There are other, routine chara­c­teristics of good work that can be assessed objectively: knowledge of materials prescribed for the exam, logic, accuracy in the use of language. But let no one say how much of each of these a student must display: the mixture will vary and the overall quality of one student’s work against another’s will depend on the power of the resulting blend to impress the well-educated, critically minded, passionately engaged person we want to be the examiner. Mark schemes are educationally damaging, even if they are relatively good of their kind, but good markers are always benign. We should scrap the schemes and say “Fuck off” to them, probably with an implied exclamation mark. Only if we start trusting examiners are we likely to get good ones.

1. General Certificate of Secondary Education in the UK education system.

Felipe Fernández-Armesto is Prince of Asturias professor of history at Tufts University in the US.

This article first appeared in the 24 July 2008 edition of Times Higher Education. Reprinted with permission.

The views expressed are those of the author and not necessarily CAUT.

Commentary: CAUT welcomes articles between 800 and 1,500 words on contemporary issues directly related to post-secondary education. Articles should not deal with personal grievance cases nor with purely local issues. They should not be libellous or defamatory, abusive of individuals or groups, and should not make unsubstantiated allegations. They should be objective and on a political rather than a personal subject. A commentary is an opinion and not a “life story.” First person is not normally used. Articles may be in English or French, but will not be translated. Publication is at the sole discretion of CAUT. Commentary authors will be contacted only if their articles are accepted for publication.
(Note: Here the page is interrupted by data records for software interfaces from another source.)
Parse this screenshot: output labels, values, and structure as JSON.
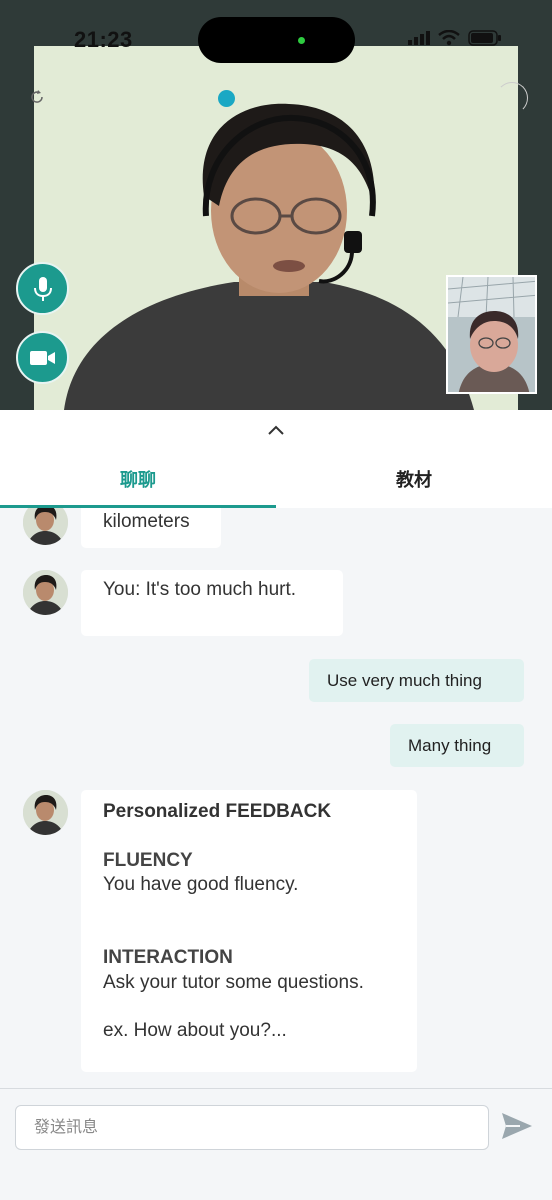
{
  "status_bar": {
    "time": "21:23"
  },
  "tabs": [
    {
      "label": "聊聊",
      "active": true
    },
    {
      "label": "教材",
      "active": false
    }
  ],
  "chat": {
    "messages": [
      {
        "from": "tutor",
        "text": "kilometers"
      },
      {
        "from": "tutor",
        "text": "You: It's too much hurt."
      },
      {
        "from": "user",
        "text": "Use very much thing"
      },
      {
        "from": "user",
        "text": "Many thing"
      }
    ],
    "feedback": {
      "title": "Personalized FEEDBACK",
      "section1_heading": "FLUENCY",
      "section1_text": "You have good fluency.",
      "section2_heading": "INTERACTION",
      "section2_text": "Ask your tutor some questions.",
      "example": "ex. How about you?..."
    }
  },
  "input": {
    "placeholder": "發送訊息",
    "value": ""
  },
  "colors": {
    "accent": "#1c9a8e",
    "bubble_out": "#e1f2f0",
    "video_bg": "#2f3a38"
  },
  "icons": [
    "microphone-icon",
    "video-camera-icon",
    "send-icon",
    "chevron-up-icon",
    "rotate-icon"
  ]
}
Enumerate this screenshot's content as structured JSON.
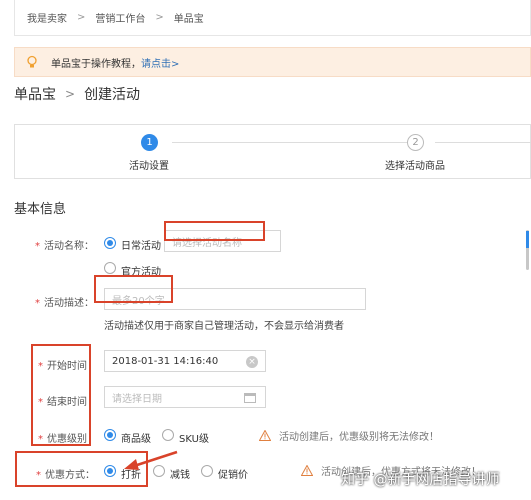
{
  "breadcrumb": {
    "items": [
      "我是卖家",
      "营销工作台",
      "单品宝"
    ],
    "separator": ">"
  },
  "tip": {
    "text": "单品宝于操作教程，",
    "link": "请点击>"
  },
  "page_heading": {
    "parent": "单品宝",
    "separator": ">",
    "current": "创建活动"
  },
  "steps": [
    {
      "number": "1",
      "label": "活动设置",
      "active": true
    },
    {
      "number": "2",
      "label": "选择活动商品",
      "active": false
    }
  ],
  "section_title": "基本信息",
  "form": {
    "activity_name": {
      "label": "活动名称：",
      "options": [
        "日常活动",
        "官方活动"
      ],
      "selected": "日常活动",
      "placeholder": "请选择活动名称"
    },
    "activity_desc": {
      "label": "活动描述：",
      "placeholder": "最多20个字",
      "hint": "活动描述仅用于商家自己管理活动，不会显示给消费者"
    },
    "start_time": {
      "label": "开始时间",
      "value": "2018-01-31 14:16:40"
    },
    "end_time": {
      "label": "结束时间",
      "placeholder": "请选择日期"
    },
    "discount_level": {
      "label": "优惠级别",
      "options": [
        "商品级",
        "SKU级"
      ],
      "selected": "商品级",
      "warning": "活动创建后，优惠级别将无法修改！"
    },
    "discount_method": {
      "label": "优惠方式：",
      "options": [
        "打折",
        "减钱",
        "促销价"
      ],
      "selected": "打折",
      "warning": "活动创建后，优惠方式将无法修改！"
    }
  },
  "watermark": "知乎 @新手网店指导讲师",
  "colors": {
    "accent": "#2f8ae8",
    "highlight": "#d9432a",
    "required": "#e04040",
    "tip_bg": "#fdefe2"
  },
  "icons": [
    "bulb-icon",
    "clear-icon",
    "calendar-icon",
    "warning-icon",
    "arrow-icon"
  ]
}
Commentary submissions should be sent to Liza Duhaime.

Commentaires destinés à la rubrique Tribune libre : L’ACPPU invite les lecteurs à soumettre des articles de 800 à 1 500 mots qui portent sur des questions d’actualité liées directement à l’enseignement postsecondaire. Les articles ne doivent traiter ni de dossiers de griefs particuliers ni de questions d’intérêt strictement local. Ils ne doivent pas comporter des allégations non fondées ni des propos diffamants, calomniateurs ou offensants envers des personnes ou des groupes. Les articles doivent être empreints d’une objectivité totale et aborder des sujets de nature politique plutôt que personnelle. Un commentaire est avant tout l’expression d’une opinion et non pas le « récit d’une vie ». Il convient normalement de le formuler à la première personne. Les articles peuvent être soumis en français ou en anglais, mais ils ne seront pas traduits. L'ACPPU se réserve le droit de choisir les articles qui seront publiés. La rédaction ne communiquera avec les auteurs de commentaires que si elle décide de publier leurs articles. Les commentaires doivent être envoyés à Liza Duhaime.